The Eco-Jewish Moment of Pete Seeger: Our Loving Admiration

In 1998, The Shalom Center and the Elat Chayyim spiritual retreat center co-sponsored a “liturgical/spiritual protest” against the poisoning of the Hudson River by the PCBs that the General Electric Corporation had poured into it.
 The protest was held at Beacon NY on the banks of the Hudson, and Pete Seeger, who lived in Beacon and was a lover of the river, joined in the protest/celebration. Pete Seeger, beloved folk-singer and political activist, died on January 27, 2014.
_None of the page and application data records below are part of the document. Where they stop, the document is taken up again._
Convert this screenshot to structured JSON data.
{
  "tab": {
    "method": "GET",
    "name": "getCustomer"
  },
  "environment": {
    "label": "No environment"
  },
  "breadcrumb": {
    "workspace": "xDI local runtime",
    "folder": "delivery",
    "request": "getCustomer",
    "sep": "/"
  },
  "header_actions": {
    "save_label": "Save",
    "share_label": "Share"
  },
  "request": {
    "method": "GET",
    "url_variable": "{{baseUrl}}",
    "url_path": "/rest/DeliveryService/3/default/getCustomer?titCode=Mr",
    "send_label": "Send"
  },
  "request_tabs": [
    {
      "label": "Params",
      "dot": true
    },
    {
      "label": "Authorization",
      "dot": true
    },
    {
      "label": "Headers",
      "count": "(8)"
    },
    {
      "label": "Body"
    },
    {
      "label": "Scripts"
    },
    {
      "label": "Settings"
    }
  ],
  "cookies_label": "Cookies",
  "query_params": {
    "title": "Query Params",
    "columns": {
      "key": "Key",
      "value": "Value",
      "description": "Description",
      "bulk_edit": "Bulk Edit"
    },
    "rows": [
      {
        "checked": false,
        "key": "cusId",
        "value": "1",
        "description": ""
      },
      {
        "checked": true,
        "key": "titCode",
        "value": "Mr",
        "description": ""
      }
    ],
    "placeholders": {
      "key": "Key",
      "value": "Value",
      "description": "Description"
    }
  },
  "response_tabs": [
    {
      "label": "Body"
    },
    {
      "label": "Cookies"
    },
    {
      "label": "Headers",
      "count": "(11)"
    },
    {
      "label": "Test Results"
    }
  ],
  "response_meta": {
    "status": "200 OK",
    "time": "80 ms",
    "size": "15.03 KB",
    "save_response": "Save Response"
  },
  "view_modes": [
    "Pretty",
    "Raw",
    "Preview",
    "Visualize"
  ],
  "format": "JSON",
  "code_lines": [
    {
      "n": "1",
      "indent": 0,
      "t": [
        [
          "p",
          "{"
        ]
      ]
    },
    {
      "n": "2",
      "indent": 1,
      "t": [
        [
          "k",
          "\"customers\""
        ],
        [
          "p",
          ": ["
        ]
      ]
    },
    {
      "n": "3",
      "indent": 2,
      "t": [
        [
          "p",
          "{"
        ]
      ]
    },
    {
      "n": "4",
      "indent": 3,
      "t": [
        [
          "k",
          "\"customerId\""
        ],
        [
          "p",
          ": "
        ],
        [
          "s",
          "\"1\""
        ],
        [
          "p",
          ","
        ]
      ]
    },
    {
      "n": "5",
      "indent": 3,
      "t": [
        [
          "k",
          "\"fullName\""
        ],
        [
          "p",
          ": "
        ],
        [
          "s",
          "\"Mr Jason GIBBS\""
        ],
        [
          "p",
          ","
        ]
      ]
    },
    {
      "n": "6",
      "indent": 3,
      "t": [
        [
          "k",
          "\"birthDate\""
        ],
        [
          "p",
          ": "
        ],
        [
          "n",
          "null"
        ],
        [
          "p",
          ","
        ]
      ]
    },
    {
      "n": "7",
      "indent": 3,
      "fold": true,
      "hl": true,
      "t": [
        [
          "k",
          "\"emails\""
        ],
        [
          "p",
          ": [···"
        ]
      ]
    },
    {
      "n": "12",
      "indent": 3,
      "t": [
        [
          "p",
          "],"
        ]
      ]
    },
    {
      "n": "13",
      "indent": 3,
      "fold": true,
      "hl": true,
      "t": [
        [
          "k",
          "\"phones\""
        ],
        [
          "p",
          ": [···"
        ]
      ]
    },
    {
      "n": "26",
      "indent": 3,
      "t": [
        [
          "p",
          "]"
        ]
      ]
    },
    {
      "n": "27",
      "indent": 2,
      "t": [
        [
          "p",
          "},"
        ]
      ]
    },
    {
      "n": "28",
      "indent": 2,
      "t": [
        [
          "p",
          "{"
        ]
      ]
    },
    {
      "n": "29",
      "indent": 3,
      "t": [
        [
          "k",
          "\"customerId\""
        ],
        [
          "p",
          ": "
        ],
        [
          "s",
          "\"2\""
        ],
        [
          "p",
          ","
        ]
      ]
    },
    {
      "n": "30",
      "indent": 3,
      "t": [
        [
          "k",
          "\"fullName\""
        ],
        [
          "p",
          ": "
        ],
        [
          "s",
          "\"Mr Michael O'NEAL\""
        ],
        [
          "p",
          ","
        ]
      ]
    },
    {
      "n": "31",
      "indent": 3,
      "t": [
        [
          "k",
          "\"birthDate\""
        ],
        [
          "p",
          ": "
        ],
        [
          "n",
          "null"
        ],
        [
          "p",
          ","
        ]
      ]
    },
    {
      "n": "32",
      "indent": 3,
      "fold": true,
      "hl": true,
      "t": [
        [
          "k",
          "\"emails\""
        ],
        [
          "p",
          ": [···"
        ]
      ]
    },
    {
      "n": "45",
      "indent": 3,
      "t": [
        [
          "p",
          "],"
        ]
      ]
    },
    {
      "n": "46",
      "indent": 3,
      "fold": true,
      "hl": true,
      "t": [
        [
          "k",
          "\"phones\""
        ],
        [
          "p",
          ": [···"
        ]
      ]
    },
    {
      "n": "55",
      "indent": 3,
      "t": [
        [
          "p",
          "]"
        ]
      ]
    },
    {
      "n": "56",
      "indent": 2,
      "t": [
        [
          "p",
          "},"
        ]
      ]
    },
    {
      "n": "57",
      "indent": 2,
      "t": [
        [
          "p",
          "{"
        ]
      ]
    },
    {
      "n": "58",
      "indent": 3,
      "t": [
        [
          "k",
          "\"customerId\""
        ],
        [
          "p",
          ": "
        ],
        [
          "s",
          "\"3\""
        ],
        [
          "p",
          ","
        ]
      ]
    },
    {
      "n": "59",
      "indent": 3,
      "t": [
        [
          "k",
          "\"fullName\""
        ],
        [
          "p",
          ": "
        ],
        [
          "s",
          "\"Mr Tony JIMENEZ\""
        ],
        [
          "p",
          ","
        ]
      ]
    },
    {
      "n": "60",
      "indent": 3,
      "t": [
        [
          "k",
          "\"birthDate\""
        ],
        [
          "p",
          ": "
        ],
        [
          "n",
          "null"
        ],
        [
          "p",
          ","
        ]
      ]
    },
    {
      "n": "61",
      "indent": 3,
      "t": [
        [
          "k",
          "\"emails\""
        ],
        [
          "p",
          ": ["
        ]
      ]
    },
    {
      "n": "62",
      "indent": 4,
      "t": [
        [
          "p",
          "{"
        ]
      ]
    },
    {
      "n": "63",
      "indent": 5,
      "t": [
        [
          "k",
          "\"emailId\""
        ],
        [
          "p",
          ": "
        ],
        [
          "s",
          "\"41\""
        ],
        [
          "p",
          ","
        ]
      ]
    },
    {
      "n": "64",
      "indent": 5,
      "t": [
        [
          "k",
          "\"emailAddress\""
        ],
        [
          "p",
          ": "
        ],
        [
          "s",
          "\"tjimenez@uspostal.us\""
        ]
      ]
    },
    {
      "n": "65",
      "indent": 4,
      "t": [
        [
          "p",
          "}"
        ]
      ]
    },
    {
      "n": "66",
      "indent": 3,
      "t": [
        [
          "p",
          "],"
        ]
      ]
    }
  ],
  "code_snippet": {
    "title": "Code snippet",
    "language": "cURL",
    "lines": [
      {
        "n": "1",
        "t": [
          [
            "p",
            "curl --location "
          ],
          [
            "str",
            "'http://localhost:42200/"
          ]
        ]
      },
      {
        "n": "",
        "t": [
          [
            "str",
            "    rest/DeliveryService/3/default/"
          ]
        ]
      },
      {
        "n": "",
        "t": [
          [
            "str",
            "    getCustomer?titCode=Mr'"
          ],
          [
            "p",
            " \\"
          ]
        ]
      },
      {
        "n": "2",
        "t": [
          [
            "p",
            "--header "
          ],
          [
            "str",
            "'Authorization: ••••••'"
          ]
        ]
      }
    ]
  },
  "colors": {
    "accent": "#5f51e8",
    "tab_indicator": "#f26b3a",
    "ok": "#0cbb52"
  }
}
The occasion was the seventh day of Sukkot, the harvest festival – the day traditionally celebrated as Hoshana Rabbah, with seven dances of the Torah Scroll; many prayers for healing of the Earth from locusts, drought, famine; and beating willow branches on the ground at the banks of the river.

A new set of Hoshanot "Please save us!" prayers to heal the Earth were written by Reb Zalman Schachter-Shalomi. You can read them at --

We added prayers, petitions, and protests to save the Earth and the river from PCBs, and we brought seven great banners to honor the seven dances as the seven days of creation – bright yellow for the sun and moon, blue for the oceans, red for red-blooded mammals, white for Shabbat. One of those who gathered was an elder of the Iroquois, who had heard about the action and knew he belonged in any effort to heal the river of his people. We invited him to carry the Torah for the first processional dance. A dozen Catholic nuns from convents along the Hudson joined. Three hundred Jews came – hailing from a long stretch of the River --  Kingston to Manhattan, where rabbinical students of the Jewish Theological Seminary were especially drawn to this moment.
And Pete Seeger. He thanked us for blessing the Hudson and  confronting its poisoners. He told us about the sloop Clearwater he had created as an activist educational center about the Hudson. He said his voice was almost gone, but he could croak a version of  “Hinei Mah Tov u’Mah Nayyim”  if we would do the singing for him. We did. He did.

On that day, as we shook the traditional palm branches in the six directions -- up, down, left, right, before, behind – Rabbi Shefa Gold taught there was one more direction of the universe than these six. For each time, we first reached out the palm and then drew it back, to touch our hearts. The seventh direction, said Shefa, was inward.

And perhaps this is the reason Shabbat is not the sixth day, or the tenth – but the seventh.

Perhaps we were drawn to encode this seventh direction in space, upon the weave of time as well. Shabbat, the time of Inward.

Seeger also contributed to The Shalom Center’s multi-song CD Sing Shalom the original pressing of his eco-spiritual song “Rainbow Race,” in which he yearns for the human race to heal the wounded Earth  -- for, he sings, “It’s too soon to die.”   His song joins those of Peter Yarrow, Debbie Freedman, Zalman Schachter-Shalomi, Shefa Gold, Paul Horn, Margot Stein, and many others on the CD. (To get a copy in memory of Seeger, please click to )

If ever the memory of a tzaddik --  an exemplar of justice, bravery, laughter, and menschlichkeit --  will be a blessing, Seeger’s memory will. May the work of his hands on the guitar, the breath of his mouth in the wind, be forever as green and growing as he was. Is.

Shalom, salaam, sohl; paz, peace!  --  Arthur


Jewish and Interfaith Topics: